(Extracted material)

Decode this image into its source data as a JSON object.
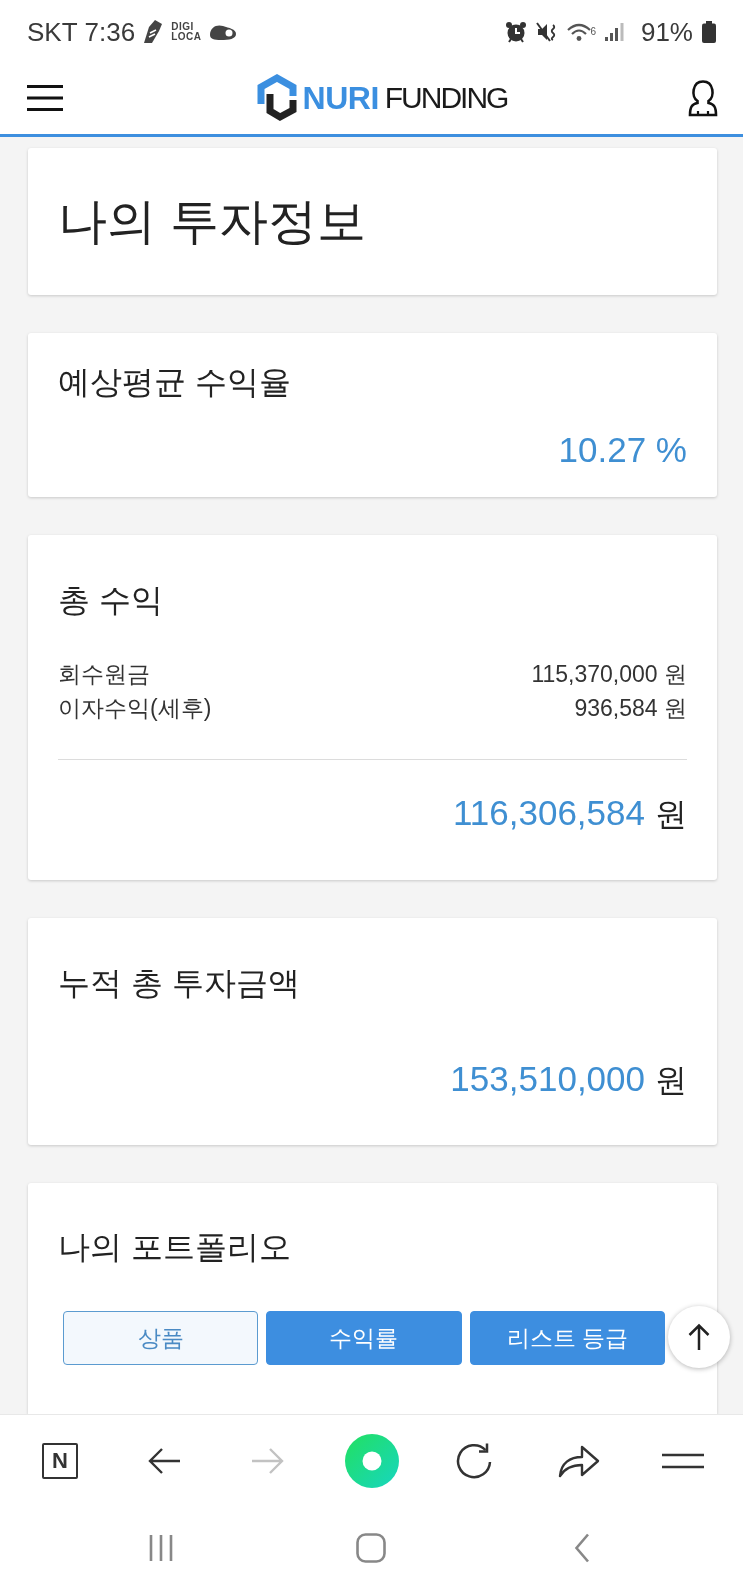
{
  "status_bar": {
    "carrier": "SKT",
    "time": "7:36",
    "notification_label": "DIGI\nLOCA",
    "wifi_label": "6",
    "battery": "91%"
  },
  "header": {
    "logo_primary": "NURI",
    "logo_secondary": "FUNDING"
  },
  "page_title": "나의 투자정보",
  "expected_return": {
    "title": "예상평균 수익율",
    "value": "10.27 %"
  },
  "total_profit": {
    "title": "총 수익",
    "rows": [
      {
        "label": "회수원금",
        "value": "115,370,000 원"
      },
      {
        "label": "이자수익(세후)",
        "value": "936,584 원"
      }
    ],
    "total_amount": "116,306,584",
    "total_unit": "원"
  },
  "cumulative_investment": {
    "title": "누적 총 투자금액",
    "amount": "153,510,000",
    "unit": "원"
  },
  "portfolio": {
    "title": "나의 포트폴리오",
    "tabs": [
      {
        "label": "상품",
        "selected": true
      },
      {
        "label": "수익률",
        "selected": false
      },
      {
        "label": "리스트 등급",
        "selected": false
      }
    ]
  },
  "browser_toolbar": [
    {
      "kind": "home",
      "label": "N",
      "disabled": false
    },
    {
      "kind": "back",
      "disabled": false
    },
    {
      "kind": "forward",
      "disabled": true
    },
    {
      "kind": "ring",
      "disabled": false
    },
    {
      "kind": "reload",
      "disabled": false
    },
    {
      "kind": "share",
      "disabled": false
    },
    {
      "kind": "menu",
      "disabled": false
    }
  ]
}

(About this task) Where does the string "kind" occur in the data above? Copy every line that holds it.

(Answer box)
      "kind": "home",
      "kind": "back",
      "kind": "forward",
      "kind": "ring",
      "kind": "reload",
      "kind": "share",
      "kind": "menu",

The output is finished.